*The problem*. Among the entries that follow, find every line with the word "this" and list it.
------ Data to examine
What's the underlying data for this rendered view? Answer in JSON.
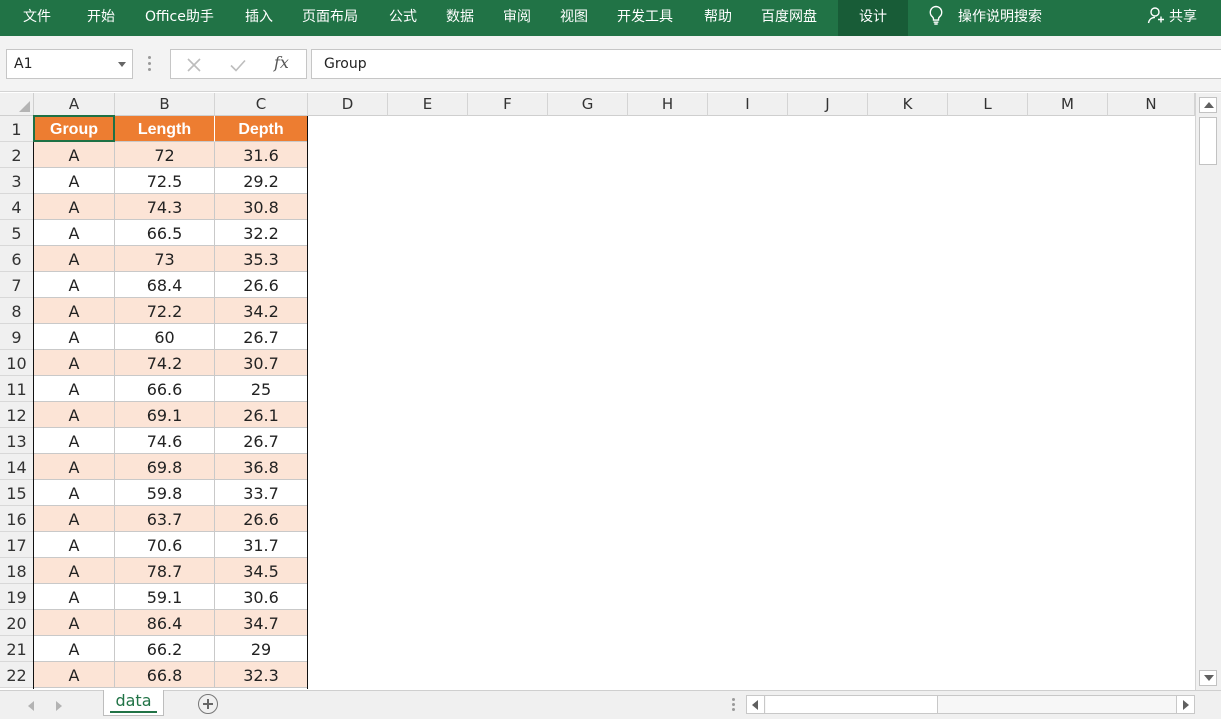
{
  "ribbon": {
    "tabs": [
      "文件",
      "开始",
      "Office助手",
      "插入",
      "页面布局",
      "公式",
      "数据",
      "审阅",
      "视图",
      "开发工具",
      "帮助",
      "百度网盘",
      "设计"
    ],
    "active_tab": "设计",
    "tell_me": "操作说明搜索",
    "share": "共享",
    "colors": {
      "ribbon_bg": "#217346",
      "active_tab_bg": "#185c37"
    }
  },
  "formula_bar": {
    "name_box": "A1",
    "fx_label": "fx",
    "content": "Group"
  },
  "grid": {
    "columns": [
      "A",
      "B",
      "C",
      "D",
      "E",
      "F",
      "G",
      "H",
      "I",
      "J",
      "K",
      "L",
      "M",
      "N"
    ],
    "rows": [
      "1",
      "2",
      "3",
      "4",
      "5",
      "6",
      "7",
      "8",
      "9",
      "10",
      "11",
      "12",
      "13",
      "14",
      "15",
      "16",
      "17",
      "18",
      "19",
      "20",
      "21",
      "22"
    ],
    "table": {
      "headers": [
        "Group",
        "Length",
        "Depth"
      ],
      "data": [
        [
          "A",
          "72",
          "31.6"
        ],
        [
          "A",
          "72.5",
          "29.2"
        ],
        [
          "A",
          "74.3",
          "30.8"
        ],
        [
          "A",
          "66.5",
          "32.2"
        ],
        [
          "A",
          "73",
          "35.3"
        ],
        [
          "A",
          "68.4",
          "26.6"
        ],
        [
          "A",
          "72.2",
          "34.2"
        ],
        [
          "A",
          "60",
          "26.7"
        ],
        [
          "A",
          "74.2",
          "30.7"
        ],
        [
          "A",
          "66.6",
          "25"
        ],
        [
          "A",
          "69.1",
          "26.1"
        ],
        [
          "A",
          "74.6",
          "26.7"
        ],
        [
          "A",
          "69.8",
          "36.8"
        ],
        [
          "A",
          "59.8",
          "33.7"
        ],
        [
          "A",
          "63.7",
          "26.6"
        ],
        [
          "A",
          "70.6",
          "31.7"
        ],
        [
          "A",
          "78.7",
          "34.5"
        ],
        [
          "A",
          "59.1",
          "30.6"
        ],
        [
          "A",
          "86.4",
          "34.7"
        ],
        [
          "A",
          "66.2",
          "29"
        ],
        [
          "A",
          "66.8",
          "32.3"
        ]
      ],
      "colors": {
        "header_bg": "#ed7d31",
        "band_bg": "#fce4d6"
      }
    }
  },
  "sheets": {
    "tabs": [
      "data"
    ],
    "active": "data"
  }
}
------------
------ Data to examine
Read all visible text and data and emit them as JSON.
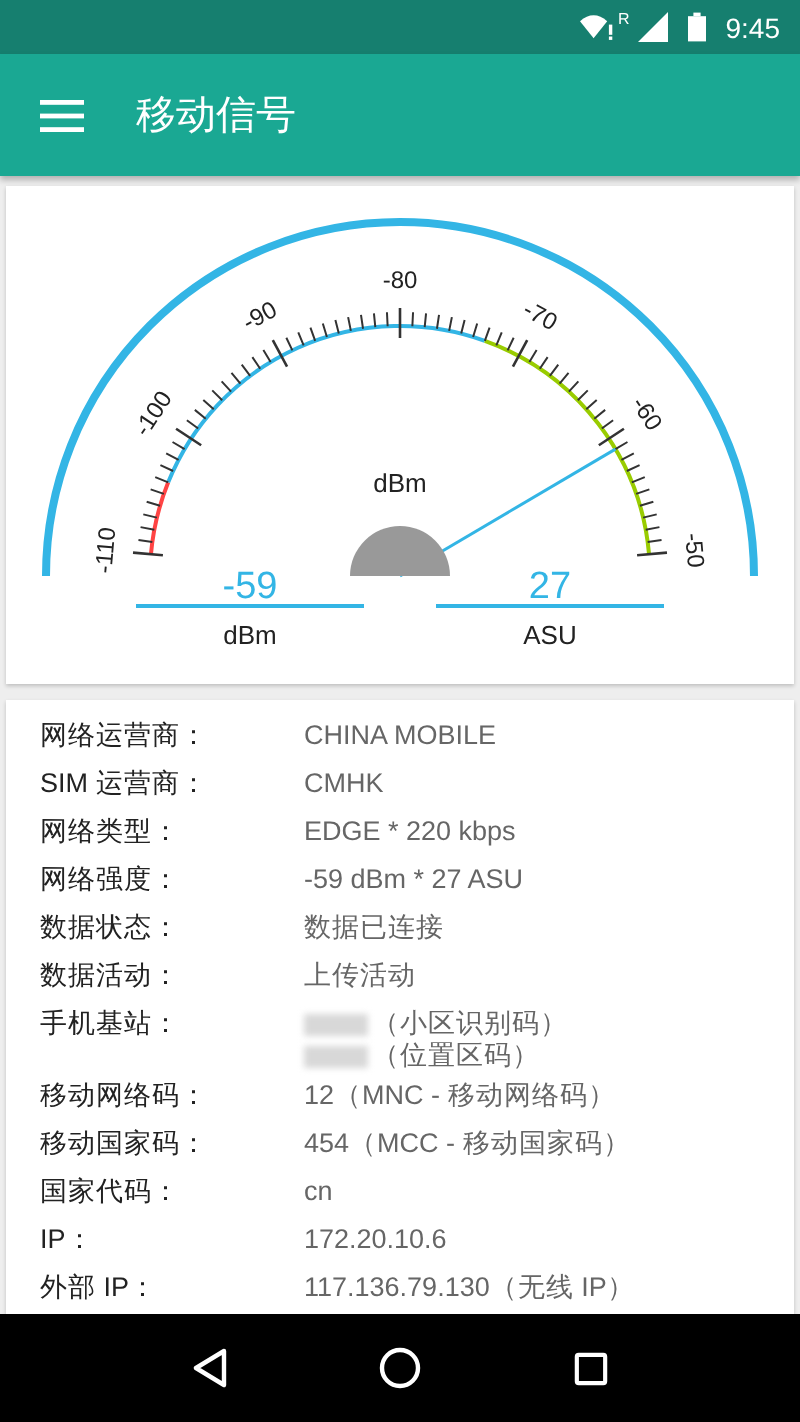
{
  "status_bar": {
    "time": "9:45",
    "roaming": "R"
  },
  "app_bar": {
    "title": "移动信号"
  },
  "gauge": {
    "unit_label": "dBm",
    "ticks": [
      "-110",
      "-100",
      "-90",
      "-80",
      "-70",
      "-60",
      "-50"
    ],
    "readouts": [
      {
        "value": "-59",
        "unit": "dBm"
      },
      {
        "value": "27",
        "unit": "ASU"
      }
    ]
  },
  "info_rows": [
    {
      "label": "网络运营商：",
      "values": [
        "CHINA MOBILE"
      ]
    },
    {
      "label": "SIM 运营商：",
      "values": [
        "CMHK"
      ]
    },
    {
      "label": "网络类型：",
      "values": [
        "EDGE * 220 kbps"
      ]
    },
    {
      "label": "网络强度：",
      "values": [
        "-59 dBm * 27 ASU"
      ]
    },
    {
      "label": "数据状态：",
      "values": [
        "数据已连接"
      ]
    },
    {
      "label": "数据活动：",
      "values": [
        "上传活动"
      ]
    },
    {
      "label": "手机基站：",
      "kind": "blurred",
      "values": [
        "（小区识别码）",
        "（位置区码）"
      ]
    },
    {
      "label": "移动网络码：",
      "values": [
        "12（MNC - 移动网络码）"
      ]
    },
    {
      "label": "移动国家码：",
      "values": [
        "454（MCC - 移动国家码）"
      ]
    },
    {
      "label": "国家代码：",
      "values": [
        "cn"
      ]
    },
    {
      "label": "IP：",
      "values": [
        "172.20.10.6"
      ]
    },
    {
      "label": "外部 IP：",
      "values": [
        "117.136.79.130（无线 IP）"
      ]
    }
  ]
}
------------
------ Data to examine
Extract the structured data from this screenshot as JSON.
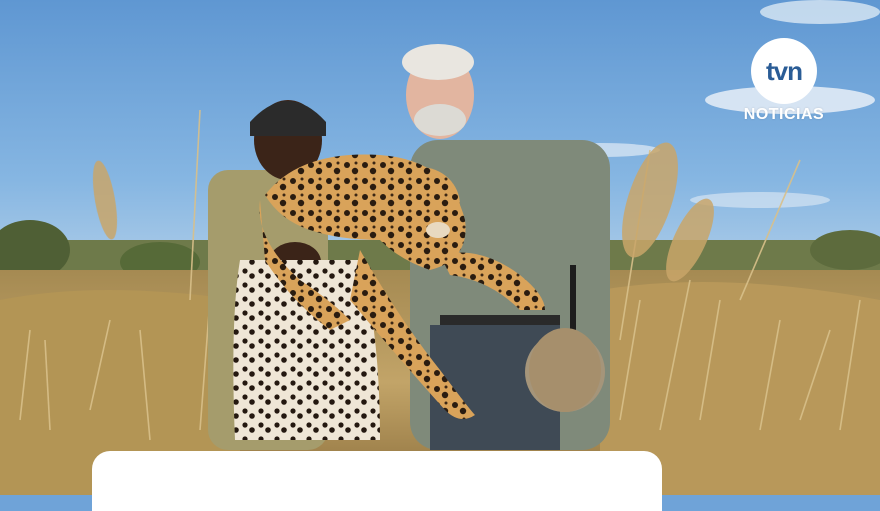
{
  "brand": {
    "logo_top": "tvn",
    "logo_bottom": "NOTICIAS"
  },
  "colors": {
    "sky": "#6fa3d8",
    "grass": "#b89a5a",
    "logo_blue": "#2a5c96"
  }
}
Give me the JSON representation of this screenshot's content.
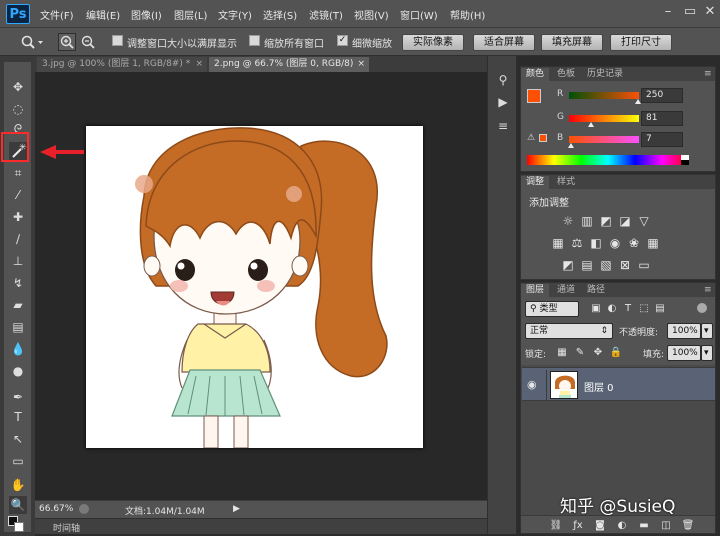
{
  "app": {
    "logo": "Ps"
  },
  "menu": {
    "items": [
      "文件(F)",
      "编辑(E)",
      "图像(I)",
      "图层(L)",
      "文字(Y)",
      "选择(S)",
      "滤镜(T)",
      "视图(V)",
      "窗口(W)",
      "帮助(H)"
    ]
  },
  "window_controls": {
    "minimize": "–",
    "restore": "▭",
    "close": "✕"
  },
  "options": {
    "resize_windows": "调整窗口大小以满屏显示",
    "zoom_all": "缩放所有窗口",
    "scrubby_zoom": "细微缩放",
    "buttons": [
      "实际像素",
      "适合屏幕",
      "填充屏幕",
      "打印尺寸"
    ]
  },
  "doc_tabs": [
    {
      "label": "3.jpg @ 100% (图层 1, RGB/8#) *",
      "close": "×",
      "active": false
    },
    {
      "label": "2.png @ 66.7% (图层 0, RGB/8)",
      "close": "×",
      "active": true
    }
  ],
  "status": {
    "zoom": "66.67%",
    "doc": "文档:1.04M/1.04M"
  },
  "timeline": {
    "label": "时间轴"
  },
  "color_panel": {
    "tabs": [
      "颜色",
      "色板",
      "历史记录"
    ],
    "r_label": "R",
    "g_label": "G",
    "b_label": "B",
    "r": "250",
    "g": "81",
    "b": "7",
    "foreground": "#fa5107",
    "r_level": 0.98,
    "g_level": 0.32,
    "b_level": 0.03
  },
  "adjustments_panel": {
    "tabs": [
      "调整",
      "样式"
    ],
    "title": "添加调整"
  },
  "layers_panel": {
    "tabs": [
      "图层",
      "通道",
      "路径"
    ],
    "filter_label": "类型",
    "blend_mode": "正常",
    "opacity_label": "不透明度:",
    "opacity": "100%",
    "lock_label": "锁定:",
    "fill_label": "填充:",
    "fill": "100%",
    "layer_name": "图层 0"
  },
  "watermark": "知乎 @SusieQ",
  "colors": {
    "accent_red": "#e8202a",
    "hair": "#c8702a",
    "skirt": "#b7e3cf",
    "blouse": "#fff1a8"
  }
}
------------
*Completed exercise*.
What's the underlying data for this rendered view? Answer in JSON.
Extract the structured data from this screenshot as JSON.
Give me the JSON representation of this screenshot's content.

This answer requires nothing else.